My sense is we are afraid. Why?


  1. 08.10.2007 at 1:20 pm

    A good posting, Jamie. Peter’s words are an important reminder of what leadership is really about.
    Afraid? Maybe–it will be interesting to see what responses you may get on this point.
    I think I might characterize the situation, when it occurs, as folks (including me) getting mixed up by what’s urgent, rather than what’s important. OTOH, I’m not sure when the last time I saw love as either an organizational strategic objective or a personal annual performance objective. Maybe time for a reassessment?

  2. Jay Karen
    09.10.2007 at 10:07 am

    I was just dealing with an issue between two of my staff yesterday. One accidentally backed into the other’s car, and while she is admitting fault, is acting incredibly childish and irresponsible about the matter. We are a small staff, and everyone is usually very friendly to each other…some have become friends over time too, which obviously happens in the workplace.
    The one whose car was hit actually put in her 2 weeks notice yesterday, because she feels she can no longer work with the person who has been acting very difficult and making life uncomfortable. I couldn’t believe that was the real reason she’d leave a job that she enjoyed, but that’s truly the reason. She said life is too short to be miserable and uncomfortable.
    When I talked with the staff person who caused the accident about how she was acting, I thought and talked about the presence of friendship and love in the office. In a small office like ours, there is a place for that love, and I’ve done my best to nurture that feeling in my four short months here. I asked her to close the loop on this car situation with as much compassion and friendship as possible, as she might with one of her dearest friends…with the hope that the other woman will change her mind about leaving.
    I’m committed to making this place an enjoyable place to be. We know that more awake hours are spent in a day with coworkers than family, so it’s important for there to be love in the office. When I accepted the CEO job, my board chair said, “We might not have a lot of money, but we have a lot of love.” I replied, “That’s a lot better than the opposite…the money will come, but you’ve gotta have that love, or you won’t enjoy your life.”
    Why isn’t more written about this? Life is too short to not have a vibe of friendship and love in the office at some level…more than just human decency.

  3. 09.10.2007 at 10:49 am

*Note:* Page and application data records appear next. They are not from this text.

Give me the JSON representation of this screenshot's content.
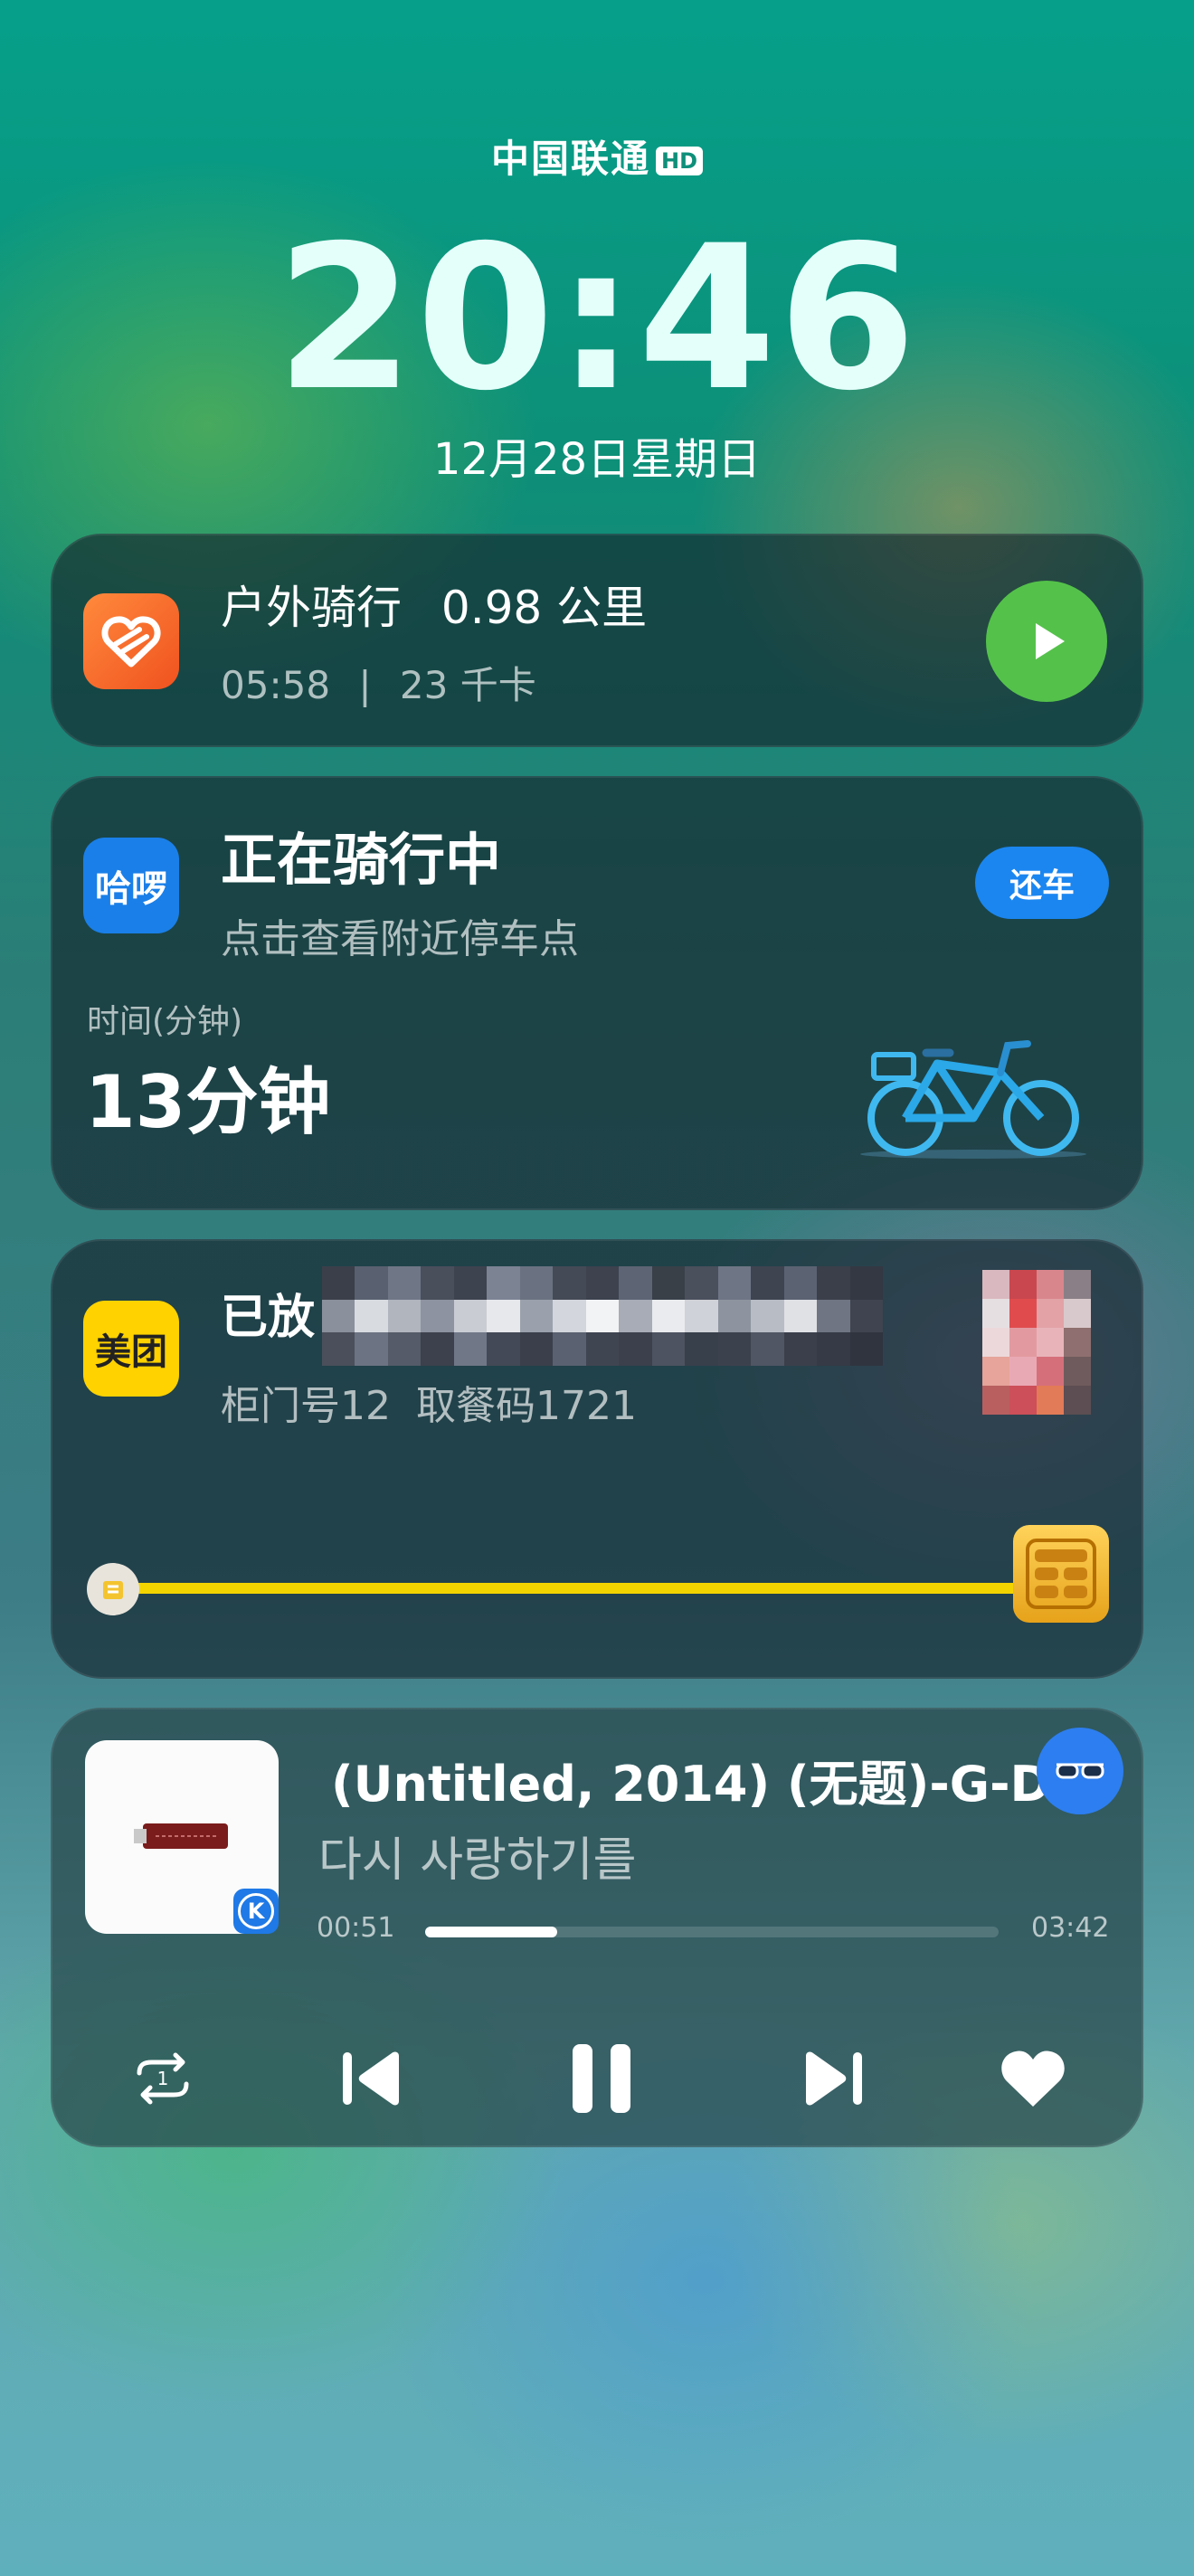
{
  "status": {
    "carrier": "中国联通",
    "carrier_badge": "HD",
    "time": "20:46",
    "date": "12月28日星期日"
  },
  "ride_card": {
    "title": "户外骑行",
    "distance": "0.98 公里",
    "duration": "05:58",
    "separator": "|",
    "calories": "23 千卡",
    "icon": "heart-health-app-icon",
    "play_icon": "play-icon"
  },
  "hellobike_card": {
    "app_label": "哈啰",
    "title": "正在骑行中",
    "subtitle": "点击查看附近停车点",
    "return_button": "还车",
    "time_label": "时间(分钟)",
    "time_value": "13分钟",
    "illustration": "bicycle-icon"
  },
  "meituan_card": {
    "app_label": "美团",
    "title": "已放",
    "detail": "柜门号12  取餐码1721",
    "progress": 1.0,
    "progress_color": "#f4d400",
    "start_icon": "bag-icon",
    "end_icon": "locker-icon"
  },
  "music_card": {
    "song_title": "(Untitled, 2014) (无题)-G-D",
    "lyric": "다시 사랑하기를",
    "elapsed": "00:51",
    "total": "03:42",
    "progress": 0.23,
    "album_badge": "K",
    "controls": [
      "repeat-one-icon",
      "previous-icon",
      "pause-icon",
      "next-icon",
      "heart-icon"
    ],
    "repeat_count": "1",
    "glasses_icon": "glasses-icon"
  }
}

    Jamie — Thanks for the post. It is very easy to become so focused on schedules, results, and achieving goals that we allow our day to day relationships to fray. It sounds like Tom Peters is sharing the ancient wisdom that is recorded in both the Hebrew and Christian scriptures, “Love your neighbor as yourself.” Tony